• YOUR TASK
Each entry is to be repeated word for word, and the images are to be dropped.

• SOURCE DATA
>>

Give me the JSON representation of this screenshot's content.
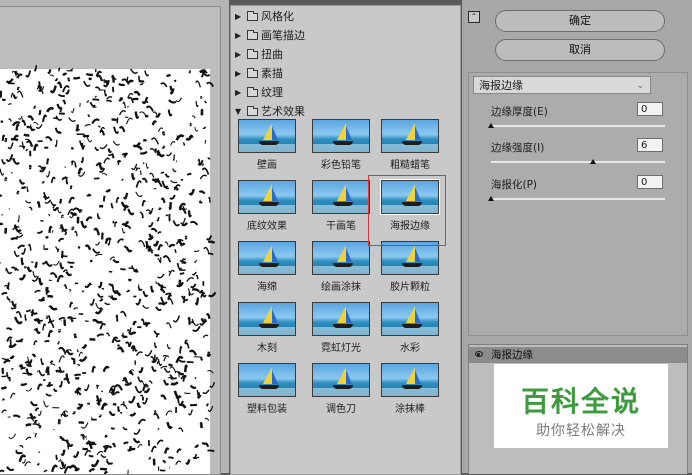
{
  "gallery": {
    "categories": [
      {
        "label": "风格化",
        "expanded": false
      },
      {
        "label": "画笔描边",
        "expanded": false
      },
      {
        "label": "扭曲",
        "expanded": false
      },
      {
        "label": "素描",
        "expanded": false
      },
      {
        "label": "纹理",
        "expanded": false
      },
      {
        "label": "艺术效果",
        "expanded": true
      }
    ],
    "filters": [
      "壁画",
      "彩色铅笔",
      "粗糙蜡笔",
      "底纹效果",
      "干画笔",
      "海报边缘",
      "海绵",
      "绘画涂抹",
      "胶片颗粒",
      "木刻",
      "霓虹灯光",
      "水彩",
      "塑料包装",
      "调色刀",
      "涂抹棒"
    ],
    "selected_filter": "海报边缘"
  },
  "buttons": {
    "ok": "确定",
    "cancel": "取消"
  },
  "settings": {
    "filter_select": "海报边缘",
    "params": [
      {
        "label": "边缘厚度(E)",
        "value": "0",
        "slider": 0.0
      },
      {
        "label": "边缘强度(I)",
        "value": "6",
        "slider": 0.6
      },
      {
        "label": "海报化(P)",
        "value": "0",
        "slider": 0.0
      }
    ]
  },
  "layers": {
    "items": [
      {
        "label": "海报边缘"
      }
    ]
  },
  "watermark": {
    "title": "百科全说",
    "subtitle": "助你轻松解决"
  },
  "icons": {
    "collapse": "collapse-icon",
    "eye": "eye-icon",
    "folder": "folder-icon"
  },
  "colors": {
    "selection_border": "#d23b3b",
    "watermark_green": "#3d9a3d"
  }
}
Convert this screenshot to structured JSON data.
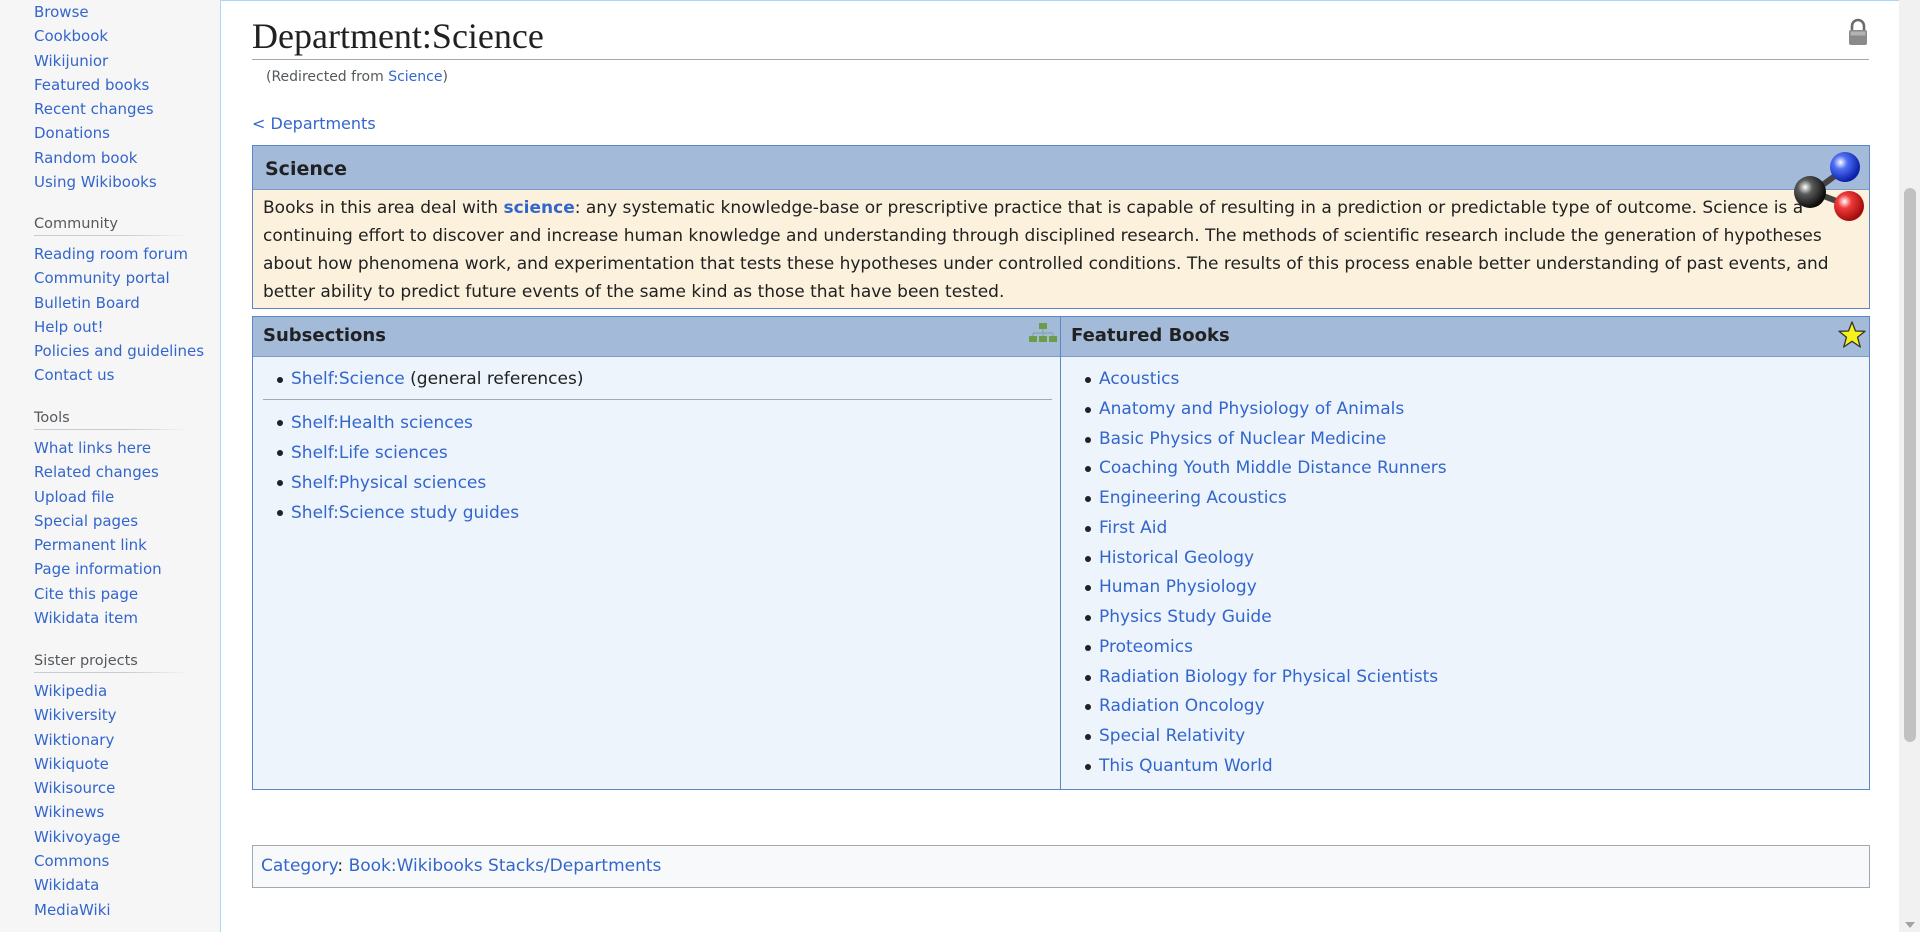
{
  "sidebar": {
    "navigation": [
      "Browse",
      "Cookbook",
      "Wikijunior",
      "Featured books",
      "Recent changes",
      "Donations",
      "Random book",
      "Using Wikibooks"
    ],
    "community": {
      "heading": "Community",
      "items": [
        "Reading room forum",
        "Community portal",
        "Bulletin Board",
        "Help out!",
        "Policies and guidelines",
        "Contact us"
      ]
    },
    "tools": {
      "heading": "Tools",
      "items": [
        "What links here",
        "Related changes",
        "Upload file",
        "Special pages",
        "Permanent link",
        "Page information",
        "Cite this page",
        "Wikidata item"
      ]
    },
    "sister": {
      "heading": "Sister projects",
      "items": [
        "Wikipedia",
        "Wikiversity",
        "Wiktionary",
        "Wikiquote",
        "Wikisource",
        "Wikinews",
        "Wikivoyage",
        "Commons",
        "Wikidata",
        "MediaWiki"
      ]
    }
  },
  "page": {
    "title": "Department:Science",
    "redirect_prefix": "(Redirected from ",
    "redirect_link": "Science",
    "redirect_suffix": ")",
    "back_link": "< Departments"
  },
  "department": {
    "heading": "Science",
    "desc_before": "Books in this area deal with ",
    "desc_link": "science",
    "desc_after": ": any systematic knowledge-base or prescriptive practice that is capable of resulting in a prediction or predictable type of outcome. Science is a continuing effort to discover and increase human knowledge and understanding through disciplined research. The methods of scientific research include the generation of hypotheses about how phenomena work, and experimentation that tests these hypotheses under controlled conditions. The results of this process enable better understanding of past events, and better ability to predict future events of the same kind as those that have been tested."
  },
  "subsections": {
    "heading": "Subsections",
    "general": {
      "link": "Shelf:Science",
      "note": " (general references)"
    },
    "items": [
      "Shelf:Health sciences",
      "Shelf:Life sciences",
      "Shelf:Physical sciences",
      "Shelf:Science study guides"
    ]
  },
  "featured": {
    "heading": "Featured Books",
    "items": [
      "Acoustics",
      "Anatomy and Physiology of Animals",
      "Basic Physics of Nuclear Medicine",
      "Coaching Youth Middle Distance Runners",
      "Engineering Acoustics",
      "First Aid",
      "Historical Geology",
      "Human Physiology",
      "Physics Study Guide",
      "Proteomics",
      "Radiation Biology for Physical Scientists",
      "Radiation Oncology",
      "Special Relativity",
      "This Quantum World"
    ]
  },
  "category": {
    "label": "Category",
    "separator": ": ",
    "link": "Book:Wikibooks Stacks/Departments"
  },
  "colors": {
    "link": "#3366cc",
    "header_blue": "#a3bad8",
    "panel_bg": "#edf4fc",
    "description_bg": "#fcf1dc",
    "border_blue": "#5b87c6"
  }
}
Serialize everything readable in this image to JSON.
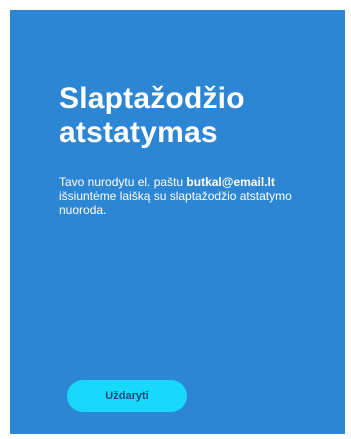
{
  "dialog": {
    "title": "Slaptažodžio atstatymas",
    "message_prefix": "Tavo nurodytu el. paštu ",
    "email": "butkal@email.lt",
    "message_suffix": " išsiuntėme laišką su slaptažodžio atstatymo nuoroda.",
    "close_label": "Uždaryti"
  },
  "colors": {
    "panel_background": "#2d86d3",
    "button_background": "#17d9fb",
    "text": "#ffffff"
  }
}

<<

• WRITTEN RESPONSE
Give me the JSON representation of this screenshot's content.
{
  "gallery": {
    "categories": [
      {
        "label": "风格化",
        "expanded": false
      },
      {
        "label": "画笔描边",
        "expanded": false
      },
      {
        "label": "扭曲",
        "expanded": false
      },
      {
        "label": "素描",
        "expanded": false
      },
      {
        "label": "纹理",
        "expanded": false
      },
      {
        "label": "艺术效果",
        "expanded": true
      }
    ],
    "filters": [
      "壁画",
      "彩色铅笔",
      "粗糙蜡笔",
      "底纹效果",
      "干画笔",
      "海报边缘",
      "海绵",
      "绘画涂抹",
      "胶片颗粒",
      "木刻",
      "霓虹灯光",
      "水彩",
      "塑料包装",
      "调色刀",
      "涂抹棒"
    ],
    "selected_filter": "海报边缘"
  },
  "buttons": {
    "ok": "确定",
    "cancel": "取消"
  },
  "settings": {
    "filter_select": "海报边缘",
    "params": [
      {
        "label": "边缘厚度(E)",
        "value": "0",
        "slider": 0.0
      },
      {
        "label": "边缘强度(I)",
        "value": "6",
        "slider": 0.6
      },
      {
        "label": "海报化(P)",
        "value": "0",
        "slider": 0.0
      }
    ]
  },
  "layers": {
    "items": [
      {
        "label": "海报边缘"
      }
    ]
  },
  "watermark": {
    "title": "百科全说",
    "subtitle": "助你轻松解决"
  },
  "icons": {
    "collapse": "collapse-icon",
    "eye": "eye-icon",
    "folder": "folder-icon"
  },
  "colors": {
    "selection_border": "#d23b3b",
    "watermark_green": "#3d9a3d"
  }
}
Convert this screenshot to structured JSON data.
{
  "sidebar": {
    "navigation": [
      "Browse",
      "Cookbook",
      "Wikijunior",
      "Featured books",
      "Recent changes",
      "Donations",
      "Random book",
      "Using Wikibooks"
    ],
    "community": {
      "heading": "Community",
      "items": [
        "Reading room forum",
        "Community portal",
        "Bulletin Board",
        "Help out!",
        "Policies and guidelines",
        "Contact us"
      ]
    },
    "tools": {
      "heading": "Tools",
      "items": [
        "What links here",
        "Related changes",
        "Upload file",
        "Special pages",
        "Permanent link",
        "Page information",
        "Cite this page",
        "Wikidata item"
      ]
    },
    "sister": {
      "heading": "Sister projects",
      "items": [
        "Wikipedia",
        "Wikiversity",
        "Wiktionary",
        "Wikiquote",
        "Wikisource",
        "Wikinews",
        "Wikivoyage",
        "Commons",
        "Wikidata",
        "MediaWiki"
      ]
    }
  },
  "page": {
    "title": "Department:Science",
    "redirect_prefix": "(Redirected from ",
    "redirect_link": "Science",
    "redirect_suffix": ")",
    "back_link": "< Departments"
  },
  "department": {
    "heading": "Science",
    "desc_before": "Books in this area deal with ",
    "desc_link": "science",
    "desc_after": ": any systematic knowledge-base or prescriptive practice that is capable of resulting in a prediction or predictable type of outcome. Science is a continuing effort to discover and increase human knowledge and understanding through disciplined research. The methods of scientific research include the generation of hypotheses about how phenomena work, and experimentation that tests these hypotheses under controlled conditions. The results of this process enable better understanding of past events, and better ability to predict future events of the same kind as those that have been tested."
  },
  "subsections": {
    "heading": "Subsections",
    "general": {
      "link": "Shelf:Science",
      "note": " (general references)"
    },
    "items": [
      "Shelf:Health sciences",
      "Shelf:Life sciences",
      "Shelf:Physical sciences",
      "Shelf:Science study guides"
    ]
  },
  "featured": {
    "heading": "Featured Books",
    "items": [
      "Acoustics",
      "Anatomy and Physiology of Animals",
      "Basic Physics of Nuclear Medicine",
      "Coaching Youth Middle Distance Runners",
      "Engineering Acoustics",
      "First Aid",
      "Historical Geology",
      "Human Physiology",
      "Physics Study Guide",
      "Proteomics",
      "Radiation Biology for Physical Scientists",
      "Radiation Oncology",
      "Special Relativity",
      "This Quantum World"
    ]
  },
  "category": {
    "label": "Category",
    "separator": ": ",
    "link": "Book:Wikibooks Stacks/Departments"
  },
  "colors": {
    "link": "#3366cc",
    "header_blue": "#a3bad8",
    "panel_bg": "#edf4fc",
    "description_bg": "#fcf1dc",
    "border_blue": "#5b87c6"
  }
}
Serialize everything readable in this image to JSON.
{
  "dialog": {
    "title": "Slaptažodžio atstatymas",
    "message_prefix": "Tavo nurodytu el. paštu ",
    "email": "butkal@email.lt",
    "message_suffix": " išsiuntėme laišką su slaptažodžio atstatymo nuoroda.",
    "close_label": "Uždaryti"
  },
  "colors": {
    "panel_background": "#2d86d3",
    "button_background": "#17d9fb",
    "text": "#ffffff"
  }
}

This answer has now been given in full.